The Māori language, or Te Reo Māori, is an integral part of understanding Māori culture - understanding a language can give you valuable insight into the unique cultural perspective of its speakers. Even if you're not fluent, incorporating simple greetings and phrases can make a significant difference. It demonstrates respect and shows that you are making an effort to connect on a deeper level. Reo Māori has some awesome resources to help you get started.

3. Respecting Tikanga

Tikanga refers to customary Māori practices, or the correct and culturally appropriate way of behaving in Māori terms. A good starting point for understanding Tikanga is observing the concepts of tapu and noa; tapu refers to sacredness, while noa means normal or ordinary. Certain objects, places, or practices may be considered tapu and require particular respect. Understanding and adhering to these cultural concepts can help ensure the comfort and well-being of Māori clients.
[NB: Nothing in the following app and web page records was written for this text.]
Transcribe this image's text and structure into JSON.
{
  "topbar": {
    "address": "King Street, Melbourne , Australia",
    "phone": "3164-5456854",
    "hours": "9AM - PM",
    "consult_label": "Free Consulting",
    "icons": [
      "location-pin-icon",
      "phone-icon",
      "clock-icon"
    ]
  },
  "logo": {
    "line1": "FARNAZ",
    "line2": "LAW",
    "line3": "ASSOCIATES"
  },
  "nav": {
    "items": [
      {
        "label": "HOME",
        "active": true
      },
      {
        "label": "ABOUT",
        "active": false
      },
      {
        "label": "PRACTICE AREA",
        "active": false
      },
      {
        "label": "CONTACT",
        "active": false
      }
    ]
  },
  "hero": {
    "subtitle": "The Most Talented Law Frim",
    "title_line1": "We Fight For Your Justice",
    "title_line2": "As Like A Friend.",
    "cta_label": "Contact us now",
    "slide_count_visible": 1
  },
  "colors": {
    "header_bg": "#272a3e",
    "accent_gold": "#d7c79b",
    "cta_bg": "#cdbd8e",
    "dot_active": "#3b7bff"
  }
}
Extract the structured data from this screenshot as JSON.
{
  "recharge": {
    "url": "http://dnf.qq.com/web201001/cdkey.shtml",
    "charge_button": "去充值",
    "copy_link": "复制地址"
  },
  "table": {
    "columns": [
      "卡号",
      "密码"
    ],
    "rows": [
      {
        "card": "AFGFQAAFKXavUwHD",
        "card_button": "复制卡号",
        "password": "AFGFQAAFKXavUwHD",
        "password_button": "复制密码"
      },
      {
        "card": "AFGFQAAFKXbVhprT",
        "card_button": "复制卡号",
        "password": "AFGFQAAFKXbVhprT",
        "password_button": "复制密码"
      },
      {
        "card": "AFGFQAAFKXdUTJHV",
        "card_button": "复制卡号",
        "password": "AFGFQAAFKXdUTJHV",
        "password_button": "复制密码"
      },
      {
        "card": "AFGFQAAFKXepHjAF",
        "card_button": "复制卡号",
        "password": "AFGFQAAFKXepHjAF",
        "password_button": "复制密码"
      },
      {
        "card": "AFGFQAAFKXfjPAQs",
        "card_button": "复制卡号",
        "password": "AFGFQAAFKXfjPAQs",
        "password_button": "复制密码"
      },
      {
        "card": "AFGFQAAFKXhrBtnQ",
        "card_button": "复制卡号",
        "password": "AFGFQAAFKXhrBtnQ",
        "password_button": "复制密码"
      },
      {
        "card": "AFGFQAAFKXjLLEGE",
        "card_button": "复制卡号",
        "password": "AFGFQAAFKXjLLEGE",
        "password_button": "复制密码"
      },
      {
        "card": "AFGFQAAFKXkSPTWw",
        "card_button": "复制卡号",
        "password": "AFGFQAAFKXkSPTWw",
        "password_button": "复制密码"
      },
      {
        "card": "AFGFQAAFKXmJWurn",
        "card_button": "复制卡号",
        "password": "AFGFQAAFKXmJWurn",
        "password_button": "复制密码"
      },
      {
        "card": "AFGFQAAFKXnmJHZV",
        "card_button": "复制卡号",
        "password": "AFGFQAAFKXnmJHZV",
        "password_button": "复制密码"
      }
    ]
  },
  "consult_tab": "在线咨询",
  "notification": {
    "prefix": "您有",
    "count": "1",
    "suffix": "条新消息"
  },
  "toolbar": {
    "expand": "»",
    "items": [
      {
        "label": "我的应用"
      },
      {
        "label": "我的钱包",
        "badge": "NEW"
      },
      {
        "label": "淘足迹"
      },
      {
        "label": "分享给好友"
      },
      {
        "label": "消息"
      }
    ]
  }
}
Quick, practicable overviews of Tikanga can be found here and here, but it is worth noting that different iwi, hapū and marae may observe slightly different variations.

4. Recognizing Cultural Practices

Cultural practices, such as karakia (prayers) or hongi (traditional greeting), are important aspects of Māori life. Respectfully participating in these customs, when invited to and when appropriate, can create a sense of trust and familiarity.

5. Learning About Matariki

Although Matariki has passed, it's never too late to learn more! Familiarize yourself with its history, customs, and how Māori communities celebrate this special time of the year. A quick overview can be found here.

Caring for Māori clients requires a heartfelt commitment to understanding and embracing their unique cultural identity. Cultural awareness is not a one-time event; it's an ongoing journey of learning, respect, and appreciation. The passing of Matariki serves as a reminder that incorporating cultural sensitivity into your caregiving practice can profoundly impact the lives of your Māori clients and their whanau. By honouring their cultural values and traditions, you can foster a deeper sense of trust and provide care that truly makes a difference.